(Excerpts from an interface dataset)
..............................

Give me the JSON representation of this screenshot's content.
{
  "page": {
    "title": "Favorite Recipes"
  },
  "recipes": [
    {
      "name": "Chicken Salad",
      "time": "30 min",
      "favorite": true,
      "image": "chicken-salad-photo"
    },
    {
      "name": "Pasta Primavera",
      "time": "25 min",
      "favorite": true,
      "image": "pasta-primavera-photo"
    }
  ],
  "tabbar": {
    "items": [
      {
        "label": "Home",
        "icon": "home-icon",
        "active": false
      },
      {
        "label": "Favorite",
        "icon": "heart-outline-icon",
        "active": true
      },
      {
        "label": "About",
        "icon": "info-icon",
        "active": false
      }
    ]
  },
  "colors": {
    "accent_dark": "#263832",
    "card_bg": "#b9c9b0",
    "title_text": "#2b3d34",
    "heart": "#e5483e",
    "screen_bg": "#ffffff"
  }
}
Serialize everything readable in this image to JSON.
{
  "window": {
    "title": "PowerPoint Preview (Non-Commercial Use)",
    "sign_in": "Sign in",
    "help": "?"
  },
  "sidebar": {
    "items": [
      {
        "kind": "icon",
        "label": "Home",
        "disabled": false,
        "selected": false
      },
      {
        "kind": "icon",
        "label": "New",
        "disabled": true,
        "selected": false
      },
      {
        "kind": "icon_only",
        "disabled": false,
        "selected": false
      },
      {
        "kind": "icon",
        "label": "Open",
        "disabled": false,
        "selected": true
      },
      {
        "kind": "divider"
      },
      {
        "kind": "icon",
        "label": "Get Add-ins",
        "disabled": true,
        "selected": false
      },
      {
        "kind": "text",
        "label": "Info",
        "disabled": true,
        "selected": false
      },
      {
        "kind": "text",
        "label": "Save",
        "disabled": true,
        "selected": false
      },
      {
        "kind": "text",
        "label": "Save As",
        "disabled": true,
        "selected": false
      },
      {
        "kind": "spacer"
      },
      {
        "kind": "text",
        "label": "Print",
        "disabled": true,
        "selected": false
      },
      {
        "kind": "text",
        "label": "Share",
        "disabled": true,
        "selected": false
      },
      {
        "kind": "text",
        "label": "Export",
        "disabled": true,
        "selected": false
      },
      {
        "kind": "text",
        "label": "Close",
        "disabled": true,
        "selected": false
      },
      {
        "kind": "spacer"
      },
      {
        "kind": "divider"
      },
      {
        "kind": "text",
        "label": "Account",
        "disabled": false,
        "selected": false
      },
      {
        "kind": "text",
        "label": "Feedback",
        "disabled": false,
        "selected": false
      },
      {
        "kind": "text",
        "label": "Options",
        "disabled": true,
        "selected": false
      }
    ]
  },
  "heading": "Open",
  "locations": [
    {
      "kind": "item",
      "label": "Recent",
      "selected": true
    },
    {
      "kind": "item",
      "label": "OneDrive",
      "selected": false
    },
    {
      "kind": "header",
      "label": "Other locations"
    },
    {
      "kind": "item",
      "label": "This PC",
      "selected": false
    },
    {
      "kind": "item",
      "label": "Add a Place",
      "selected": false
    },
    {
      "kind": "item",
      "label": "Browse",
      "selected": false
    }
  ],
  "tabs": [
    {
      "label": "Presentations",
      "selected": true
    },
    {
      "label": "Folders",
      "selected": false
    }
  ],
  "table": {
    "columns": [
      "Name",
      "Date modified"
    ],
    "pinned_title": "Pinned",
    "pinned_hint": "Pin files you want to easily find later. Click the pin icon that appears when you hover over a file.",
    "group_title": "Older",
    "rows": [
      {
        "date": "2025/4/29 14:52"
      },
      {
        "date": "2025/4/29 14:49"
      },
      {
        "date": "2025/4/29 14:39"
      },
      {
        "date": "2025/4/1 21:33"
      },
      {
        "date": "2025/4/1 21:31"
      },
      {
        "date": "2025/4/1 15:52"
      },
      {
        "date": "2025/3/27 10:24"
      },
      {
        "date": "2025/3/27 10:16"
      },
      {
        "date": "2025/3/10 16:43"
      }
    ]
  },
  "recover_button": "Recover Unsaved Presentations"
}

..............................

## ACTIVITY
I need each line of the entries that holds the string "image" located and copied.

## THE COMPLETED TASK
      "image": "chicken-salad-photo"
      "image": "pasta-primavera-photo"
Serialize everything readable in this image to JSON.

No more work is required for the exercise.